The last person Yeats mentions in this stanza is described as a “drunken, vainglorious lout”. This person is Major John MacBride who Yeats hated as he was an abusive husband (he had done ‘most bitter wrong’) to his wife Maud Gonne (who was loved by Yeats, was ‘near’ his heart). Yeats puts him “in the song” anyway, overcoming his personal emotion, and shows that MacBride should be respected for helping the cause. He remarks that MacBride has “transformed utterly” – he has overcome his weakness’ and established himself as a hero in the memory of Ireland. He also refers to life as a “casual comedy” – showing how it is undervalued.

The third stanza is heavily based around nature. Yeats uses the imagery of a “stone” that “troubles the living stream”. This is a metaphor for the revolutionaries, they are the stones, they have hard and rigid views, and are troubling the “living stream” of Ireland by starting a revolution. This image could also be interpreted to represent those who are too scared to fight, they are stopping the revolution from succeeding like a stone stops a stream from flowing. Yeats also uses the image of “cloud to tumbling cloud” to represent change, and the “shadow of cloud on a stream” to represent a storm ahead, the revolution. Another image he uses is that of a “horse” that “slides on the brim” of a river, disturbing the natural habitat of the “moor-hens” – also to represent the revolution.

The image of the stone changes in the last stanza to represent how the hearts of the revolutionaries (and to an extent the hearts of Ireland) have been hardened by the fighting:

“Too long a sacrifice
Can make a stone of the heart,”

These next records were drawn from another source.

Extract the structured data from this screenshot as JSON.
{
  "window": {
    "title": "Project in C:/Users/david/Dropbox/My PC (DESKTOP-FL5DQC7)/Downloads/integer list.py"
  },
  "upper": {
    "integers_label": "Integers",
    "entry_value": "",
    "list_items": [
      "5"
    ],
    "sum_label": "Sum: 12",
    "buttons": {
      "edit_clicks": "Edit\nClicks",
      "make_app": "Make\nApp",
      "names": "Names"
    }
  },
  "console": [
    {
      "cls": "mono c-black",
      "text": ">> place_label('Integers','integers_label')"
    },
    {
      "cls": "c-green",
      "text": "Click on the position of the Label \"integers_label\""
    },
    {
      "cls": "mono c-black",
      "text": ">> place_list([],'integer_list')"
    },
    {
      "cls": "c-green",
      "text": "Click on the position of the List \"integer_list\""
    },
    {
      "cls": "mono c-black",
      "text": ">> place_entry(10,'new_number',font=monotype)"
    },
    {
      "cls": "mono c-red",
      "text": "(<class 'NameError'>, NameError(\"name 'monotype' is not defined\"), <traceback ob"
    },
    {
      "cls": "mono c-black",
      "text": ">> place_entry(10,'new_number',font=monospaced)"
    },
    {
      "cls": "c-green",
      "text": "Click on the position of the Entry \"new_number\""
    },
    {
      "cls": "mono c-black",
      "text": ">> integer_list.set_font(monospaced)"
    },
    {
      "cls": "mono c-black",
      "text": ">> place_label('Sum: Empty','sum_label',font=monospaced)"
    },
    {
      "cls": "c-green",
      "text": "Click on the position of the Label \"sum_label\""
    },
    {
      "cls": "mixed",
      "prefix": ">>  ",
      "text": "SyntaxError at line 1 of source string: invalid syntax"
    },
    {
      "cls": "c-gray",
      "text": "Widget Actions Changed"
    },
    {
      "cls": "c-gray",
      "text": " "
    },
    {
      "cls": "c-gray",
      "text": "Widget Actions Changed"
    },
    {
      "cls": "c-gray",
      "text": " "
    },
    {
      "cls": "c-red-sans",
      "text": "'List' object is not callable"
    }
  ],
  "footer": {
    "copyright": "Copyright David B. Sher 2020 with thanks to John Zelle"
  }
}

Yeats questions when bloodshed is necessary throughout this stanza, “O when may it suffice?”, “Was it needless death after all?”, asking many rhetorical questions to make the reader think. I personally think that there is a very strong message in lines 60 – 64, where he says that it is “our part” to “name” each other “as a mother names her child when sleep at last has come”. I believe that this is a reference to blessing, a mother blessing her child before death, and therefore we must bless the memory of the revolutionaries with respect. Yeats also uses a euphemism (using ‘sleep’ instead of death) backwards to emphasise that it is death we’re discussing, “No, no. not night but death;”. The end of this stanza is a lasting legacy for the leaders of the revolution who were killed. Yeats says that it was their patriotism, their ‘excess of love’ that lead them to their death, and this is almost a warning to the reader, to not be ‘bewildered’ by love for where we live, because it doesn’t always end well. Yeats then lists the names of four leaders who died as a lasting legacy for future readers. He then suggests that whenever and ‘wherever green is worn’ to represent the spirit of Ireland these leaders and the revolutionaries will be remembered and will live on to influence and inspire future generations – they themselves are the ‘terrible beauty’ born in Easter 1916

Thanks for reading,
Jack